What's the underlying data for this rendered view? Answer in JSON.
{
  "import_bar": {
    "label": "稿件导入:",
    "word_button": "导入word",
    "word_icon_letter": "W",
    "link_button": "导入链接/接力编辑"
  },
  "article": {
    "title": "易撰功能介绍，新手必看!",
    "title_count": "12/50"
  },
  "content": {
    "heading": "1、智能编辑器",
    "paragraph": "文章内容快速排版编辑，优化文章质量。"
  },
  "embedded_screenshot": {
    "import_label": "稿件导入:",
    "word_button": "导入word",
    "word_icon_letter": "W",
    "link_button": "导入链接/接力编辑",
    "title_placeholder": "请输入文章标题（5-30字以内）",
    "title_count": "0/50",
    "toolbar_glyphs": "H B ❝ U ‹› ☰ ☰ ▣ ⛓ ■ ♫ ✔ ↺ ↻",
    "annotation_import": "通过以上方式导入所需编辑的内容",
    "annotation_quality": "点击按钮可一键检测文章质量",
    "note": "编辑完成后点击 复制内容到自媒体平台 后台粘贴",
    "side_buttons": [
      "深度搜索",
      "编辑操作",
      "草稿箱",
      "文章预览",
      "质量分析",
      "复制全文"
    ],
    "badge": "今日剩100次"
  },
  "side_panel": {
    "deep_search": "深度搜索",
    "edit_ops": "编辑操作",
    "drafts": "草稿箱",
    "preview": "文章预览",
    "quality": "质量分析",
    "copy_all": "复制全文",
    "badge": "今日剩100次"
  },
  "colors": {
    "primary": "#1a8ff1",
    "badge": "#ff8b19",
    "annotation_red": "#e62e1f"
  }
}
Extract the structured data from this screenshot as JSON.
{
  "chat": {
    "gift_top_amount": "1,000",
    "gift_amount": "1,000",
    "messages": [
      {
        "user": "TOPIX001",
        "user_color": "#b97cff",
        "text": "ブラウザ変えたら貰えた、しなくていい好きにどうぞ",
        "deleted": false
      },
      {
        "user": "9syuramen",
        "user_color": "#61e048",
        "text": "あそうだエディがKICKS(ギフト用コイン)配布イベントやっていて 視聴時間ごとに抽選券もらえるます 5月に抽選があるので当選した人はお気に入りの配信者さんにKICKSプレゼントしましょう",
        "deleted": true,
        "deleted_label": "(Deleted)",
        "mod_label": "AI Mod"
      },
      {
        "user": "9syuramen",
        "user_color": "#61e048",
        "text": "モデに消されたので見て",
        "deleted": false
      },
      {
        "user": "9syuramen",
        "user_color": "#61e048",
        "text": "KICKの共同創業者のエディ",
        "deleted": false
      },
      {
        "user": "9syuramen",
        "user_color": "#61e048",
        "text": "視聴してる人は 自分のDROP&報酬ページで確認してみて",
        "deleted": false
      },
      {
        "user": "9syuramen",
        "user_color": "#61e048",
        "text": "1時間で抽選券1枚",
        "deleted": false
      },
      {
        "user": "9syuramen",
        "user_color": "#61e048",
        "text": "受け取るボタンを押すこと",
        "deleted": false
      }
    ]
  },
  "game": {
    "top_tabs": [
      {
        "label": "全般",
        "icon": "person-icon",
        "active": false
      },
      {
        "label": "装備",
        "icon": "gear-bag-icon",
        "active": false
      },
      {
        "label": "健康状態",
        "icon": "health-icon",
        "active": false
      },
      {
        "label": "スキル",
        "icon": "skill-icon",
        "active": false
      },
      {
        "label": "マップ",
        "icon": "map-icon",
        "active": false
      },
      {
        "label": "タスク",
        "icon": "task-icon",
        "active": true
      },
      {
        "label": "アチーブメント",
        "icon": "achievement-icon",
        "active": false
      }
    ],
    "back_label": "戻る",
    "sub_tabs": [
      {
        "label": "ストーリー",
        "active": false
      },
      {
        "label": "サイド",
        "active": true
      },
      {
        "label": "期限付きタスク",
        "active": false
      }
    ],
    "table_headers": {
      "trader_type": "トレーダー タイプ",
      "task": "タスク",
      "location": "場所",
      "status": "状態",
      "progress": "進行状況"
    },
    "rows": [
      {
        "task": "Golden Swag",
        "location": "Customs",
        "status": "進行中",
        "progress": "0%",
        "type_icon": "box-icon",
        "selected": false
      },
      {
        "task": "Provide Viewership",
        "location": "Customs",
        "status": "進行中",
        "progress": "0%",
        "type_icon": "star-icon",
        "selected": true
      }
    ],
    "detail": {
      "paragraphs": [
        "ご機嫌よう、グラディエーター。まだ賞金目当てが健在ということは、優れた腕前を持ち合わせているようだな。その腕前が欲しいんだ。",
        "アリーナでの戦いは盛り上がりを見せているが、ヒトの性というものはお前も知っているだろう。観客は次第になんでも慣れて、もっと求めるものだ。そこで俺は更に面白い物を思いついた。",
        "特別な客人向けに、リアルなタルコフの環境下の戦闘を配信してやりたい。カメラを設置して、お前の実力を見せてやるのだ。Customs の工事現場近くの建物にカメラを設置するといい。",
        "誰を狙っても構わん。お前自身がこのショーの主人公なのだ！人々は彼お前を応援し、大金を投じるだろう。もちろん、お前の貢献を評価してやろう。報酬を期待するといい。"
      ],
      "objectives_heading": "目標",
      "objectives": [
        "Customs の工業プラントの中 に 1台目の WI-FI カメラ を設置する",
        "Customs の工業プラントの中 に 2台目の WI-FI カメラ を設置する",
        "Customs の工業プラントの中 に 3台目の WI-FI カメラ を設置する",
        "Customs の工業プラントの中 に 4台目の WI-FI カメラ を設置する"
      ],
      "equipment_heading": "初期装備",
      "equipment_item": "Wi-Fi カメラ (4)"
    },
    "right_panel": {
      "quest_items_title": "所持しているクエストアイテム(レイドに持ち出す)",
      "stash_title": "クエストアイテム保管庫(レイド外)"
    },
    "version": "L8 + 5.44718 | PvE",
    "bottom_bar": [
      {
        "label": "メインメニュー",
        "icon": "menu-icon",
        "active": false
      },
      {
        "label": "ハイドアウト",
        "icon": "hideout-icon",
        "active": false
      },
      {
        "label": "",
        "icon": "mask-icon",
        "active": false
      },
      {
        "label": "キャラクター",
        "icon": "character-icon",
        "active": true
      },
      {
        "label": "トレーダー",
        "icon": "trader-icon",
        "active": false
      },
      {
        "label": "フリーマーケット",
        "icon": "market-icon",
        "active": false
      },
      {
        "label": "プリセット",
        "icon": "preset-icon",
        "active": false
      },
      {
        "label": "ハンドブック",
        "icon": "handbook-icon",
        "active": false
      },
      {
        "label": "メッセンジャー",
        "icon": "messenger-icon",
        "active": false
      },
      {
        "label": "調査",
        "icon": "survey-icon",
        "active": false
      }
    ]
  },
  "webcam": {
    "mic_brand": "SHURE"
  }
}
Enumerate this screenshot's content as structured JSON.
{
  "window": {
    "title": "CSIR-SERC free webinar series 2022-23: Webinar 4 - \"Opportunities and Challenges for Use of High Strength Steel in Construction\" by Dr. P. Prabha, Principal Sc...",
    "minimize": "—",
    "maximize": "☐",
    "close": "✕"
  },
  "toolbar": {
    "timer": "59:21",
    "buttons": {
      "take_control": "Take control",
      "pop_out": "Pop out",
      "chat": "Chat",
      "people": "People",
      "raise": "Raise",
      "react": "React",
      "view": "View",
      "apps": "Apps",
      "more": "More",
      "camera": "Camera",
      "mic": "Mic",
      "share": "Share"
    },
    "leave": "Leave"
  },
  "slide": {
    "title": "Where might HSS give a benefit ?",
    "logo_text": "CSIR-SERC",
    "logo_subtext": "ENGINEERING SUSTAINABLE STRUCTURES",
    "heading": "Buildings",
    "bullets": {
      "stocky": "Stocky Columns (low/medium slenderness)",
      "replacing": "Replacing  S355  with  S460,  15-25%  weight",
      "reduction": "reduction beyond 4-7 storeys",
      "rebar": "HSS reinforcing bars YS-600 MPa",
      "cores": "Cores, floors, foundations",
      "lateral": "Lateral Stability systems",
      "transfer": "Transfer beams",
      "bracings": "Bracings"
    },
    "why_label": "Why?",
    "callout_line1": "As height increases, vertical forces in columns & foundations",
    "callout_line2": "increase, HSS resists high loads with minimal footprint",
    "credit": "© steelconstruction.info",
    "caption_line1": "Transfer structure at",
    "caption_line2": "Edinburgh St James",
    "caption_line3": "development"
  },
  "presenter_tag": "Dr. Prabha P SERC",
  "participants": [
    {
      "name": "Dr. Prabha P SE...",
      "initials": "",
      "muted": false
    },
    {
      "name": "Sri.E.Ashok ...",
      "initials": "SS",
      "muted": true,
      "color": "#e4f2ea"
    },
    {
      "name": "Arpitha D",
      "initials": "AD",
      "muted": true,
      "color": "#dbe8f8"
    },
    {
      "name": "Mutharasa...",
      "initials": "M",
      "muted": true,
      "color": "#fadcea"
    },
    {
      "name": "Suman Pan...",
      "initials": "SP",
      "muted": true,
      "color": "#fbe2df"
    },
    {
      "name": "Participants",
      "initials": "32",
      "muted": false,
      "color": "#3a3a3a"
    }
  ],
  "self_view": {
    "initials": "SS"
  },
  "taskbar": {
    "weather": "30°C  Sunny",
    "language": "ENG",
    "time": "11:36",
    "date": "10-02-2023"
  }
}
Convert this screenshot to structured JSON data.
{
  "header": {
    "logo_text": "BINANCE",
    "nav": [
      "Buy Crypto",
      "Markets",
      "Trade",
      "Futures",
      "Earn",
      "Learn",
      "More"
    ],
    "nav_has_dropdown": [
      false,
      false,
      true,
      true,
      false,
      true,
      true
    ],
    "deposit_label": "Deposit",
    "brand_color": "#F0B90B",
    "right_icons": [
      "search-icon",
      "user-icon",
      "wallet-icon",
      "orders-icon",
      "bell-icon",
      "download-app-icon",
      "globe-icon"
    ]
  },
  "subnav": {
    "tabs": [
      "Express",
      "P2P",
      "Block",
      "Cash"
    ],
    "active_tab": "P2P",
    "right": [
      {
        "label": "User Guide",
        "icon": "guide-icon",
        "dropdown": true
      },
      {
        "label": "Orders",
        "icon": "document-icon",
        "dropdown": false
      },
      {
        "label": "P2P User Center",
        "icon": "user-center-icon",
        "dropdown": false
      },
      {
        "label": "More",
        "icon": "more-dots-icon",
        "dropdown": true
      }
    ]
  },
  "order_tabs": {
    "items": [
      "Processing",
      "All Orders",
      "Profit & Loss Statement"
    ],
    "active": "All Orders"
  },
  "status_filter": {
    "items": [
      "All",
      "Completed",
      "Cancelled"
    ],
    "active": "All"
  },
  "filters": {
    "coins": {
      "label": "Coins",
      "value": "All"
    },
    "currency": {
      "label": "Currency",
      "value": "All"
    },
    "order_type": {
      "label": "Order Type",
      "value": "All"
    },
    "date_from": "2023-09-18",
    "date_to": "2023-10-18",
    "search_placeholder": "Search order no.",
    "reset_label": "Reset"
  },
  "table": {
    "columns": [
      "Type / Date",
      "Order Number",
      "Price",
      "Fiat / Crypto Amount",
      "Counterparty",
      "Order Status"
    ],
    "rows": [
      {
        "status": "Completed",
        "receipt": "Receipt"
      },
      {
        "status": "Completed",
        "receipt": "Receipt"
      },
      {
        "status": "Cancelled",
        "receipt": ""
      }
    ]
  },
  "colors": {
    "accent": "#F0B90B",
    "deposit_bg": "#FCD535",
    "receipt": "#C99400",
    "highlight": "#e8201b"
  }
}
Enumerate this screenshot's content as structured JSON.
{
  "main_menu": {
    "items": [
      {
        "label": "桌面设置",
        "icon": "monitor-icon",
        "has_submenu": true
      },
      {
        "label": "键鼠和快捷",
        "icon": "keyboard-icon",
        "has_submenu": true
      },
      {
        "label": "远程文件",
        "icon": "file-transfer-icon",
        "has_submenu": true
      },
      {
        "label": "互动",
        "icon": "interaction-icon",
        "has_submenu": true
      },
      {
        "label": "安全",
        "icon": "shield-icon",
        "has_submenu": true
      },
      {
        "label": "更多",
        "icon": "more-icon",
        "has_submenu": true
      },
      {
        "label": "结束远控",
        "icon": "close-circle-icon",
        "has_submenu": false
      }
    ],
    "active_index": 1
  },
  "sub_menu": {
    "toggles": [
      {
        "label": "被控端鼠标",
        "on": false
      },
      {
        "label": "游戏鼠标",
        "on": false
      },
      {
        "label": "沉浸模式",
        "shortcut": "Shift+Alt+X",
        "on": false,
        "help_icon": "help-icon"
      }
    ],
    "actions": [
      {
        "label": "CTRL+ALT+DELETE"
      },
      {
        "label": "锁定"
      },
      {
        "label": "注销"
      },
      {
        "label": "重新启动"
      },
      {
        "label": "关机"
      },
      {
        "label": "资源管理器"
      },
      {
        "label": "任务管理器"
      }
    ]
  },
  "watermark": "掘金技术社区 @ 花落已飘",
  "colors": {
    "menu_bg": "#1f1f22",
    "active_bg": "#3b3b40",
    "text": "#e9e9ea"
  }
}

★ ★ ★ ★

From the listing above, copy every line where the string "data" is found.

What's the underlying data for this rendered view? Answer in JSON.
Extract the structured data from this screenshot as JSON.
Convert this screenshot to structured JSON data.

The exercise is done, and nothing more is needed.